I had to mute the phone and scream. WHAT THE FUCK?!?!?! Oh yeah, I'm so sure that our online marketing team said to never use Flash. What they probably said was to not use HOKEY, homemade animation like...wait for it...SCROLLING TEXT. The Flash pieces they have created are amazing and support the business lines appropriately. But, then again, what do we know? We're only the experts!

As long as everyone gets what they LOVE and no one gets SLAMMED, then la-di-da, who cares about professionalism, polish and presenting a results-oriented project?

Wednesday, October 7, 2009

Maybe it's Your Va-jay-jay

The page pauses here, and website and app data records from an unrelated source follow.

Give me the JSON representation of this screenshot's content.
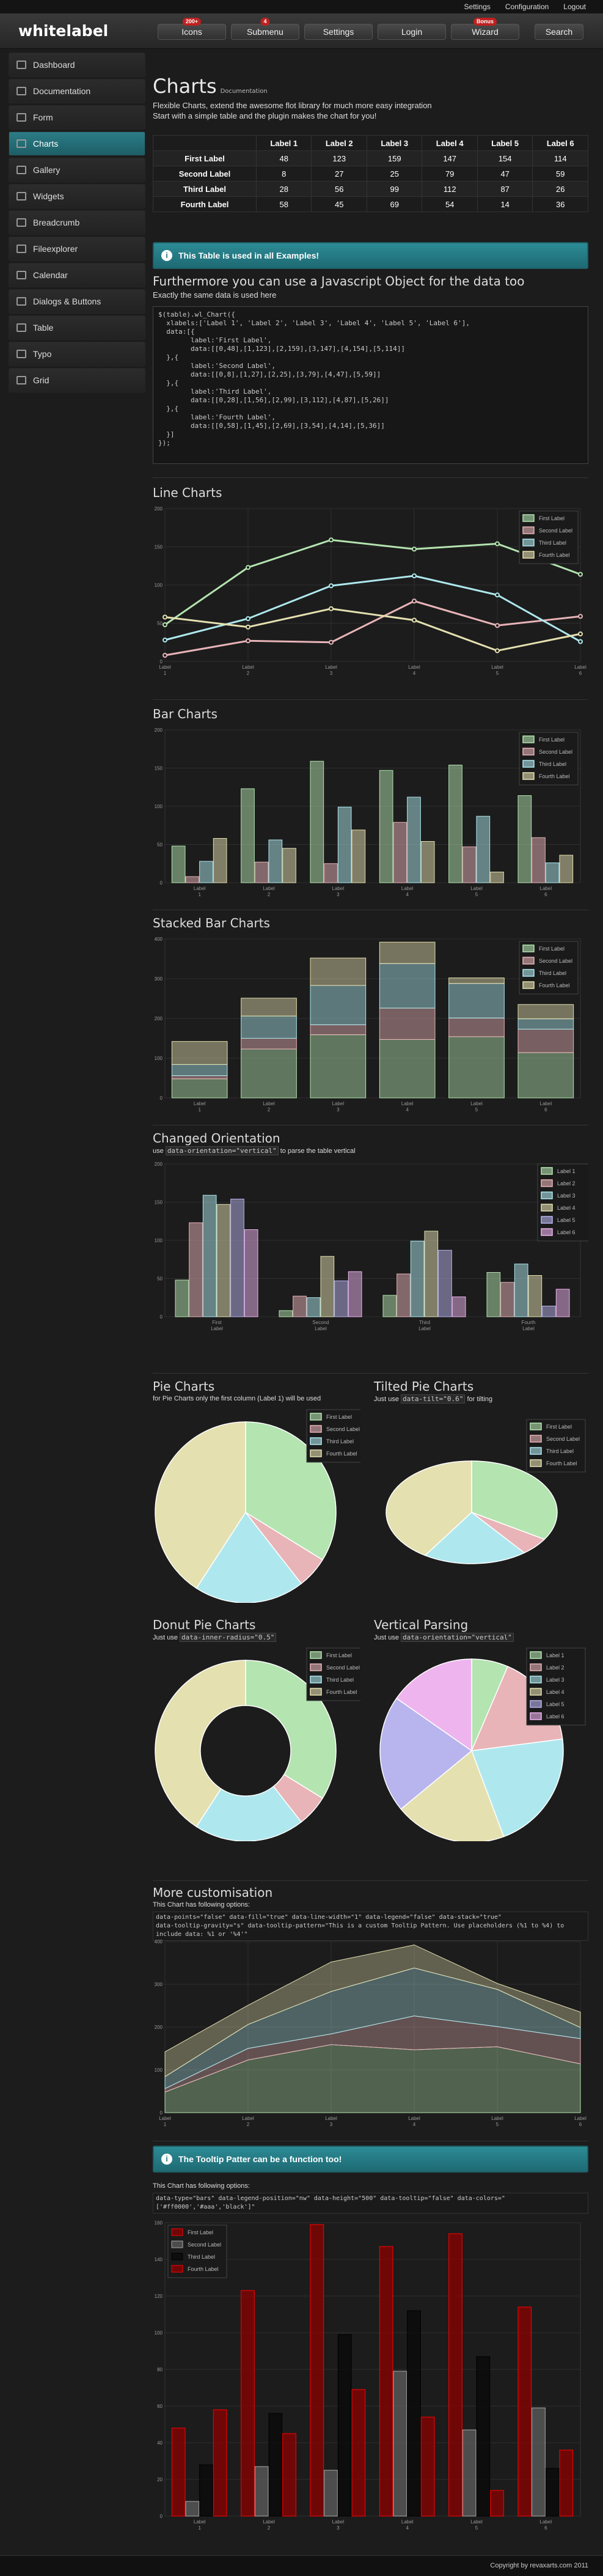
{
  "top_links": [
    "Settings",
    "Configuration",
    "Logout"
  ],
  "logo": "whitelabel",
  "nav": [
    {
      "label": "Icons",
      "badge": "200+"
    },
    {
      "label": "Submenu",
      "badge": "4"
    },
    {
      "label": "Settings",
      "badge": ""
    },
    {
      "label": "Login",
      "badge": ""
    },
    {
      "label": "Wizard",
      "badge": "Bonus"
    }
  ],
  "search": "Search",
  "sidebar": [
    {
      "label": "Dashboard",
      "active": false
    },
    {
      "label": "Documentation",
      "active": false
    },
    {
      "label": "Form",
      "active": false
    },
    {
      "label": "Charts",
      "active": true
    },
    {
      "label": "Gallery",
      "active": false
    },
    {
      "label": "Widgets",
      "active": false
    },
    {
      "label": "Breadcrumb",
      "active": false
    },
    {
      "label": "Fileexplorer",
      "active": false
    },
    {
      "label": "Calendar",
      "active": false
    },
    {
      "label": "Dialogs & Buttons",
      "active": false
    },
    {
      "label": "Table",
      "active": false
    },
    {
      "label": "Typo",
      "active": false
    },
    {
      "label": "Grid",
      "active": false
    }
  ],
  "page": {
    "title": "Charts",
    "subtitle": "Documentation",
    "intro1": "Flexible Charts, extend the awesome flot library for much more easy integration",
    "intro2": "Start with a simple table and the plugin makes the chart for you!"
  },
  "table": {
    "headers": [
      "",
      "Label 1",
      "Label 2",
      "Label 3",
      "Label 4",
      "Label 5",
      "Label 6"
    ],
    "rows": [
      [
        "First Label",
        "48",
        "123",
        "159",
        "147",
        "154",
        "114"
      ],
      [
        "Second Label",
        "8",
        "27",
        "25",
        "79",
        "47",
        "59"
      ],
      [
        "Third Label",
        "28",
        "56",
        "99",
        "112",
        "87",
        "26"
      ],
      [
        "Fourth Label",
        "58",
        "45",
        "69",
        "54",
        "14",
        "36"
      ]
    ]
  },
  "notice1": "This Table is used in all Examples!",
  "js": {
    "heading": "Furthermore you can use a Javascript Object for the data too",
    "sub": "Exactly the same data is used here",
    "code": "$(table).wl_Chart({\n  xlabels:['Label 1', 'Label 2', 'Label 3', 'Label 4', 'Label 5', 'Label 6'],\n  data:[{\n        label:'First Label',\n        data:[[0,48],[1,123],[2,159],[3,147],[4,154],[5,114]]\n  },{\n        label:'Second Label',\n        data:[[0,8],[1,27],[2,25],[3,79],[4,47],[5,59]]\n  },{\n        label:'Third Label',\n        data:[[0,28],[1,56],[2,99],[3,112],[4,87],[5,26]]\n  },{\n        label:'Fourth Label',\n        data:[[0,58],[1,45],[2,69],[3,54],[4,14],[5,36]]\n  }]\n});"
  },
  "titles": {
    "line": "Line Charts",
    "bar": "Bar Charts",
    "stacked": "Stacked Bar Charts",
    "changed": "Changed Orientation",
    "pie": "Pie Charts",
    "tilted": "Tilted Pie Charts",
    "donut": "Donut Pie Charts",
    "vertical": "Vertical Parsing",
    "more": "More customisation"
  },
  "descs": {
    "changed_pre": "use",
    "changed_code": "data-orientation=\"vertical\"",
    "changed_post": "to parse the table vertical",
    "pie": "for Pie Charts only the first column (Label 1) will be used",
    "tilted_pre": "Just use",
    "tilted_code": "data-tilt=\"0.6\"",
    "tilted_post": "for tilting",
    "donut_pre": "Just use",
    "donut_code": "data-inner-radius=\"0.5\"",
    "vertical_pre": "Just use",
    "vertical_code": "data-orientation=\"vertical\"",
    "more": "This Chart has following options:",
    "more_code": "data-points=\"false\" data-fill=\"true\" data-line-width=\"1\" data-legend=\"false\" data-stack=\"true\"\ndata-tooltip-gravity=\"s\" data-tooltip-pattern=\"This is a custom Tooltip Pattern. Use placeholders (%1 to %4) to\ninclude data: %1 or '%4'\""
  },
  "notice2": "The Tooltip Patter can be a function too!",
  "last": {
    "desc": "This Chart has following options:",
    "code": "data-type=\"bars\" data-legend-position=\"nw\" data-height=\"500\" data-tooltip=\"false\" data-colors=\"\n['#ff0000','#aaa','black']\""
  },
  "footer": "Copyright by revaxarts.com 2011",
  "colors": {
    "s1": "#b4e4b0",
    "s2": "#e8b4b8",
    "s3": "#aee8ee",
    "s4": "#e4e0b0",
    "accent": "#2a7d87"
  },
  "chart_data": [
    {
      "type": "line",
      "title": "Line Charts",
      "categories": [
        "Label 1",
        "Label 2",
        "Label 3",
        "Label 4",
        "Label 5",
        "Label 6"
      ],
      "ylim": [
        0,
        200
      ],
      "series": [
        {
          "name": "First Label",
          "values": [
            48,
            123,
            159,
            147,
            154,
            114
          ]
        },
        {
          "name": "Second Label",
          "values": [
            8,
            27,
            25,
            79,
            47,
            59
          ]
        },
        {
          "name": "Third Label",
          "values": [
            28,
            56,
            99,
            112,
            87,
            26
          ]
        },
        {
          "name": "Fourth Label",
          "values": [
            58,
            45,
            69,
            54,
            14,
            36
          ]
        }
      ],
      "legend": "top-right",
      "grid": true
    },
    {
      "type": "bar",
      "title": "Bar Charts",
      "categories": [
        "Label 1",
        "Label 2",
        "Label 3",
        "Label 4",
        "Label 5",
        "Label 6"
      ],
      "ylim": [
        0,
        200
      ],
      "series": [
        {
          "name": "First Label",
          "values": [
            48,
            123,
            159,
            147,
            154,
            114
          ]
        },
        {
          "name": "Second Label",
          "values": [
            8,
            27,
            25,
            79,
            47,
            59
          ]
        },
        {
          "name": "Third Label",
          "values": [
            28,
            56,
            99,
            112,
            87,
            26
          ]
        },
        {
          "name": "Fourth Label",
          "values": [
            58,
            45,
            69,
            54,
            14,
            36
          ]
        }
      ],
      "legend": "top-right"
    },
    {
      "type": "bar",
      "stacked": true,
      "title": "Stacked Bar Charts",
      "categories": [
        "Label 1",
        "Label 2",
        "Label 3",
        "Label 4",
        "Label 5",
        "Label 6"
      ],
      "ylim": [
        0,
        400
      ],
      "series": [
        {
          "name": "First Label",
          "values": [
            48,
            123,
            159,
            147,
            154,
            114
          ]
        },
        {
          "name": "Second Label",
          "values": [
            8,
            27,
            25,
            79,
            47,
            59
          ]
        },
        {
          "name": "Third Label",
          "values": [
            28,
            56,
            99,
            112,
            87,
            26
          ]
        },
        {
          "name": "Fourth Label",
          "values": [
            58,
            45,
            69,
            54,
            14,
            36
          ]
        }
      ],
      "legend": "top-right"
    },
    {
      "type": "bar",
      "title": "Changed Orientation",
      "categories": [
        "First Label",
        "Second Label",
        "Third Label",
        "Fourth Label"
      ],
      "ylim": [
        0,
        200
      ],
      "series": [
        {
          "name": "Label 1",
          "values": [
            48,
            8,
            28,
            58
          ]
        },
        {
          "name": "Label 2",
          "values": [
            123,
            27,
            56,
            45
          ]
        },
        {
          "name": "Label 3",
          "values": [
            159,
            25,
            99,
            69
          ]
        },
        {
          "name": "Label 4",
          "values": [
            147,
            79,
            112,
            54
          ]
        },
        {
          "name": "Label 5",
          "values": [
            154,
            47,
            87,
            14
          ]
        },
        {
          "name": "Label 6",
          "values": [
            114,
            59,
            26,
            36
          ]
        }
      ],
      "legend": "top-right"
    },
    {
      "type": "pie",
      "title": "Pie Charts",
      "labels": [
        "First Label",
        "Second Label",
        "Third Label",
        "Fourth Label"
      ],
      "values": [
        48,
        8,
        28,
        58
      ]
    },
    {
      "type": "pie",
      "title": "Tilted Pie Charts",
      "tilt": 0.6,
      "labels": [
        "First Label",
        "Second Label",
        "Third Label",
        "Fourth Label"
      ],
      "values": [
        48,
        8,
        28,
        58
      ]
    },
    {
      "type": "pie",
      "title": "Donut Pie Charts",
      "inner_radius": 0.5,
      "labels": [
        "First Label",
        "Second Label",
        "Third Label",
        "Fourth Label"
      ],
      "values": [
        48,
        8,
        28,
        58
      ]
    },
    {
      "type": "pie",
      "title": "Vertical Parsing",
      "labels": [
        "Label 1",
        "Label 2",
        "Label 3",
        "Label 4",
        "Label 5",
        "Label 6"
      ],
      "values": [
        48,
        123,
        159,
        147,
        154,
        114
      ]
    },
    {
      "type": "area",
      "stacked": true,
      "title": "More customisation",
      "categories": [
        "Label 1",
        "Label 2",
        "Label 3",
        "Label 4",
        "Label 5",
        "Label 6"
      ],
      "ylim": [
        0,
        400
      ],
      "series": [
        {
          "name": "First Label",
          "values": [
            48,
            123,
            159,
            147,
            154,
            114
          ]
        },
        {
          "name": "Second Label",
          "values": [
            8,
            27,
            25,
            79,
            47,
            59
          ]
        },
        {
          "name": "Third Label",
          "values": [
            28,
            56,
            99,
            112,
            87,
            26
          ]
        },
        {
          "name": "Fourth Label",
          "values": [
            58,
            45,
            69,
            54,
            14,
            36
          ]
        }
      ]
    },
    {
      "type": "bar",
      "title": "The Tooltip Patter can be a function too!",
      "categories": [
        "Label 1",
        "Label 2",
        "Label 3",
        "Label 4",
        "Label 5",
        "Label 6"
      ],
      "ylim": [
        0,
        160
      ],
      "series": [
        {
          "name": "First Label",
          "values": [
            48,
            123,
            159,
            147,
            154,
            114
          ]
        },
        {
          "name": "Second Label",
          "values": [
            8,
            27,
            25,
            79,
            47,
            59
          ]
        },
        {
          "name": "Third Label",
          "values": [
            28,
            56,
            99,
            112,
            87,
            26
          ]
        },
        {
          "name": "Fourth Label",
          "values": [
            58,
            45,
            69,
            54,
            14,
            36
          ]
        }
      ],
      "legend": "top-left",
      "colors": [
        "#ff0000",
        "#aaaaaa",
        "#000000",
        "#ff0000"
      ]
    }
  ]
}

I’ve got a silly rant today. One of my biggest pet peeves are people at work that always have to wrinkle their noses dramatically and ask “whose food smells???” whenever there are unfamiliar food smells – which, if you work in a diverse company filled with people who eat all kinds of food – is bound to happen. These morons also have to sniff profusely several times just in case you are retarded like them and don’t understand what all the nose wrinkling and questions mean.

Today I was tired and cranky because last night I broke down and had some fast food. It was a moment of weakness that wasn’t worth it. I got out of my jail, er cube, and headed over to the kitchenette on my floor to microwave my Medifast soup – needed to get back on the healthy eating track after slipping so fast and furiously. On the way to the kitchen, a strong odor in the hallway assaulted my olfactory glands...smelled like fish that went bad. I didn’t really care because I didn’t smell it anymore once I hit the kitchen.

While I was warming up soup, I sat at one of the cafĂ©-like tables (ooh la la, so French and yet so cheap) and perused some financial advisor brochures someone had left out. Not that I have money that would be worthwhile for any FA to manage, but I’m weird – I love looking at brochures to examine the paper stock and weight, font selections, stock images, etc. I guess I do this because I’m in marketing communications and those details are my life.

I do digress. Just as I closed my eyes to relax, an annoyingly perky voice exclaimed, “Something smells funky! What is that? What food is that? Whose food is that?” while wrinkling her nose and making the aforementioned exaggerated sniffing sounds. I was irritable and not in the mood to deal with lame people (not that I’m ever in the mood for that!). The three other people in the room and I ignored her at first, but she would NOT give up her smell investigation.

“What is that funky smell??” was repeated by said idiot about five times. I couldn’t stand it anymore. I finally broke down and answered, “well, it’s ain’t (yes I know I am in communications, but I do not always speak properly, okay?) mine because I have flavorless beef stew from my diet plan (I like to refer to it as my alternative eating lifestyle).” She actually responded, “Oh yeah, maybe it’s the soup!” Yup, she’s not the brightest bulb in the Home Depot or insert your preferred big box store here. I rolled my eyes and sighed. Oh great, I thought to myself, freakinCSI Hopewell over here wants to get to the bottom of the mystery smell.

She proceeds to reveal that the smell is “interesting” in addition to being “funky.” Kind of like CHINESE FOOD she proclaimed. WHAT THE FUCK???? Oh yeah and you would know because you eat so much AUTHENTIC Chinese food, right? I was extremely pissed off now. “Umm…yea no. I am Chinese and cook and eat Chinese food and it does not smell INTERESTING and/or FUNKY.” She then attempted desperate damage control and said, “Oh, I think Chinese food smells good, though.” OKAAAAAAAAAAAAAAAAAAAY…Needless to say, I was so over this corny chick already. But I wish I had said what I think really smelled…HA!